The next part of the essay gets even weirder. He takes this detour of assuming that egalitarians assume a zero-sum game, and that rectifying inequality necessarily means “taking” material goods from the “winners”. This is a straw-man, and it’s important to note it as such, because his entire argument seems to hinge on it. His usage of “winners” and “losers” here is interesting, because although he asserts that the assumption of a zero-sum game is a crucial failure of egalitarianism (itself a straw-man), the rest of his argument reads in terms of “winners” and “losers”. If the assumption of a zero-sum game is a fallacy, why did he keep using those words? Very confusing.

Later, he provides another slightly rambling example for justification of why inequality “doesn’t matter”:

We form societies with the Joneses so that we may do well, period, not so that we may do well relative to the Joneses. To do well, period, people need a good footing, not an equal footing. No one needs to win, so no one needs a fair chance to win. No one needs to keep up with the Joneses, so no one needs a fair chance to keep up with the Joneses. No one needs to put the Joneses in their place or to stop them from pulling ahead. The Joneses are neighbors, not competitors.

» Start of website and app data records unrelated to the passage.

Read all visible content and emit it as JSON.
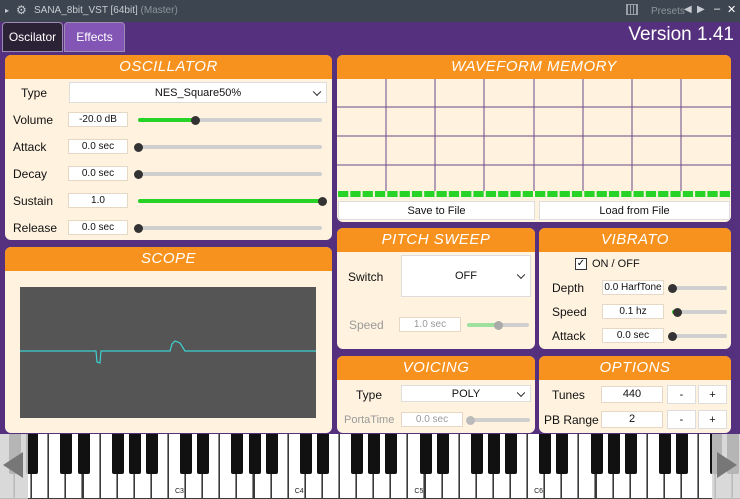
{
  "titlebar": {
    "title": "SANA_8bit_VST [64bit]",
    "subtitle": "(Master)",
    "presets": "Presets"
  },
  "tabs": [
    {
      "label": "Oscilator"
    },
    {
      "label": "Effects"
    }
  ],
  "version": "Version 1.41",
  "oscillator": {
    "title": "OSCILLATOR",
    "type_label": "Type",
    "type_value": "NES_Square50%",
    "params": [
      {
        "label": "Volume",
        "value": "-20.0 dB",
        "level": 0.31
      },
      {
        "label": "Attack",
        "value": "0.0 sec",
        "level": 0
      },
      {
        "label": "Decay",
        "value": "0.0 sec",
        "level": 0
      },
      {
        "label": "Sustain",
        "value": "1.0",
        "level": 1
      },
      {
        "label": "Release",
        "value": "0.0 sec",
        "level": 0
      }
    ]
  },
  "scope": {
    "title": "SCOPE"
  },
  "waveform": {
    "title": "WAVEFORM MEMORY",
    "save_label": "Save to File",
    "load_label": "Load from File",
    "cells": 32
  },
  "pitch_sweep": {
    "title": "PITCH SWEEP",
    "switch_label": "Switch",
    "switch_value": "OFF",
    "speed_label": "Speed",
    "speed_value": "1.0 sec",
    "speed_level": 0.5
  },
  "vibrato": {
    "title": "VIBRATO",
    "onoff_label": "ON / OFF",
    "onoff_checked": true,
    "params": [
      {
        "label": "Depth",
        "value": "0.0 HarfTone",
        "level": 0
      },
      {
        "label": "Speed",
        "value": "0.1 hz",
        "level": 0.1
      },
      {
        "label": "Attack",
        "value": "0.0 sec",
        "level": 0
      }
    ]
  },
  "voicing": {
    "title": "VOICING",
    "type_label": "Type",
    "type_value": "POLY",
    "porta_label": "PortaTime",
    "porta_value": "0.0 sec",
    "porta_level": 0
  },
  "options": {
    "title": "OPTIONS",
    "tunes_label": "Tunes",
    "tunes_value": "440",
    "pb_label": "PB Range",
    "pb_value": "2",
    "minus": "-",
    "plus": "+"
  },
  "keyboard": {
    "notes": [
      "C3",
      "C4",
      "C5",
      "C6"
    ]
  },
  "colors": {
    "accent": "#f7921e",
    "panel": "#fff3e0",
    "background": "#55307e",
    "slider_fill": "#27d327",
    "scope_bg": "#555555",
    "scope_line": "#3fd0d0"
  }
}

This of course is something we’ve heard before: “a rising tide lifts all boats” – an expression so cliched and mocked at this point that of course Schmidtz couldn’t use it. He had to make up a new fable. But its moral is the same: We shouldn’t worry about “winners” and “losers”, because it’s not a zero-sum game: if society in general is progressing at a healthy pace, you shouldn’t fret about gross inequality, because at least the lower class is better off than it was 100 years ago. This is small comfort to those at the “losing” end of vast relative disparity of wealth, and it’s hardly a justification.

The rest of his essay makes similar attempts at logical slight of hand:

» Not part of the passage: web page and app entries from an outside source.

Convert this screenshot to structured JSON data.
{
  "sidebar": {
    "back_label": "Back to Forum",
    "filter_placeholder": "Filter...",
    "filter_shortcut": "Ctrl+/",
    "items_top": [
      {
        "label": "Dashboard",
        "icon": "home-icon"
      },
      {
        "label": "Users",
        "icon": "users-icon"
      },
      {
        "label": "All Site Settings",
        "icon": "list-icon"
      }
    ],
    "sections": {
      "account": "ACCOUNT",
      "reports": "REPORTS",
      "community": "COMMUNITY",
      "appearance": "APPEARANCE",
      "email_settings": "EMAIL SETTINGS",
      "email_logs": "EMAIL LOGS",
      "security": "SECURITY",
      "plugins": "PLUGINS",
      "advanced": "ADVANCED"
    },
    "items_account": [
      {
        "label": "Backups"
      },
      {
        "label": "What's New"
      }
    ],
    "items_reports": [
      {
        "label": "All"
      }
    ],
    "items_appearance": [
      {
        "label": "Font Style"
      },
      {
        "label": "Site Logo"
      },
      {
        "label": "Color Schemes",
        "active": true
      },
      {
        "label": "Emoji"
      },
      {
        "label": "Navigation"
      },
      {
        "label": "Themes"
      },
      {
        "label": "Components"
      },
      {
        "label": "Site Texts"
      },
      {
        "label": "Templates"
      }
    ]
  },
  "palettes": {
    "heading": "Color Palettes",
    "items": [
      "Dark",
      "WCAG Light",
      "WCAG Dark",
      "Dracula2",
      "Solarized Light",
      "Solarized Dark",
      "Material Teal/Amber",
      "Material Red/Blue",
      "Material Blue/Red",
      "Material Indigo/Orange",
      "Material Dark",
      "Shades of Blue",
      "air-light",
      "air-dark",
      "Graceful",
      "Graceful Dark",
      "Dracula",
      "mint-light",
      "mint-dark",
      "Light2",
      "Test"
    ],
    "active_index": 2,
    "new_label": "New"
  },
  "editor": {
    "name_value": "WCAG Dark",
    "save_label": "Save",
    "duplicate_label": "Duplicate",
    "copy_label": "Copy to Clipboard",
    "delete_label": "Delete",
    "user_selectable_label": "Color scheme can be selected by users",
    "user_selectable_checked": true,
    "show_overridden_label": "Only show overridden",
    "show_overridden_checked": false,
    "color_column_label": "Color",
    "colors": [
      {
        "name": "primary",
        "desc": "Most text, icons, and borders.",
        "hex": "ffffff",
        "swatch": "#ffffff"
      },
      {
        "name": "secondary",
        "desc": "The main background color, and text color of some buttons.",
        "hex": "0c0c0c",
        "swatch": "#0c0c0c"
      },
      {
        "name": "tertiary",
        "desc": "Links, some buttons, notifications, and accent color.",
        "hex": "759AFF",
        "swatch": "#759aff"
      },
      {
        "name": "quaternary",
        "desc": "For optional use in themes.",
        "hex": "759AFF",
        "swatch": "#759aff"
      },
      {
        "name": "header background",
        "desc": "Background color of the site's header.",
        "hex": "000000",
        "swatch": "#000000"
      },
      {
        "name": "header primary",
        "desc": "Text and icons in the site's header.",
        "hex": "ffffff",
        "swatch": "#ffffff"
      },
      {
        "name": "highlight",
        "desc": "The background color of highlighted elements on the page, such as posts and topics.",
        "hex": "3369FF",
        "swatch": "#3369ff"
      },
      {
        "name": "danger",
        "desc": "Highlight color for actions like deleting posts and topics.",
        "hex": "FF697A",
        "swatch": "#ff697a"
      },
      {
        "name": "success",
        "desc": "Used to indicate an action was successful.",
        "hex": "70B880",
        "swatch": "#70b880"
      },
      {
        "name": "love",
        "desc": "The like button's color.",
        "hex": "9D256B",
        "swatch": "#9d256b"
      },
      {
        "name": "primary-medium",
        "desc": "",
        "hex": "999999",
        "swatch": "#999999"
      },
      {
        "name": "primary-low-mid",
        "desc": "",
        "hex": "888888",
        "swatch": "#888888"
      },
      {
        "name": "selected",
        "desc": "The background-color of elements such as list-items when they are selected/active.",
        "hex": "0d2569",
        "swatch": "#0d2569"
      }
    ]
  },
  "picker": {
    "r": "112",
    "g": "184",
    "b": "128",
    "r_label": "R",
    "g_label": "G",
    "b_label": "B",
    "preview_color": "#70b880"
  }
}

Society is not, or at least need not, be like poker in that respect. Poker is zero-sum. The only way to win is at the expense of other players. Some of us want to see—to define—profit as coming at other people’s expense, despite the ubiquity of consensual transactions where both parties go away having gotten what they came for.

This sort of moral justification for profit is given to serve also as a moral justification for wealth, but profit and wealth are not the same things, and this is a rather amateurish argument. Once again, we’re presented with the argument for wealth that erects and knocks down a straw-man: by opposing wealth and inequity, you’re also opposing profit and progress. But profit is not wealth.

He closes with a whimper:

David Miller notices a difference between saying equality is good and saying equality is required by justice.[16] If our school organizes a track meet, and one boy wins every race, we accept that justice was done. Prizes were fairly won. Still, we are disappointed. It would have been a better (at least more enjoyable) day if the prizes had been spread around. Yet, Miller observes, we need not dress up our disappointment. Not everything that matters is a matter of justice.

Just because I think it’s funny, I am going to include here my notes that I wrote in the margin while I was reading this essay in the bathtub, on my third vodka tonic: “Eating is not the same thing as “winning” a fucking prize, dickface”. It’s funnier if you realize I write manuscript at a 5th grade level. Uh, anyways.

For him to reduce egalitarianism to being merely an errand to guarantee that everyone “wins” a prize demonstrates his true, rather puerile, contempt for egalitarianism. Egalitarianism is not complicated. It’s not about jealous fury and making sure everyone “wins” – it’s about compassion and minimizing inequity. Schmidtz seems so wrapped up in his tortuously confused conception of zero-sum games that he can’t see that.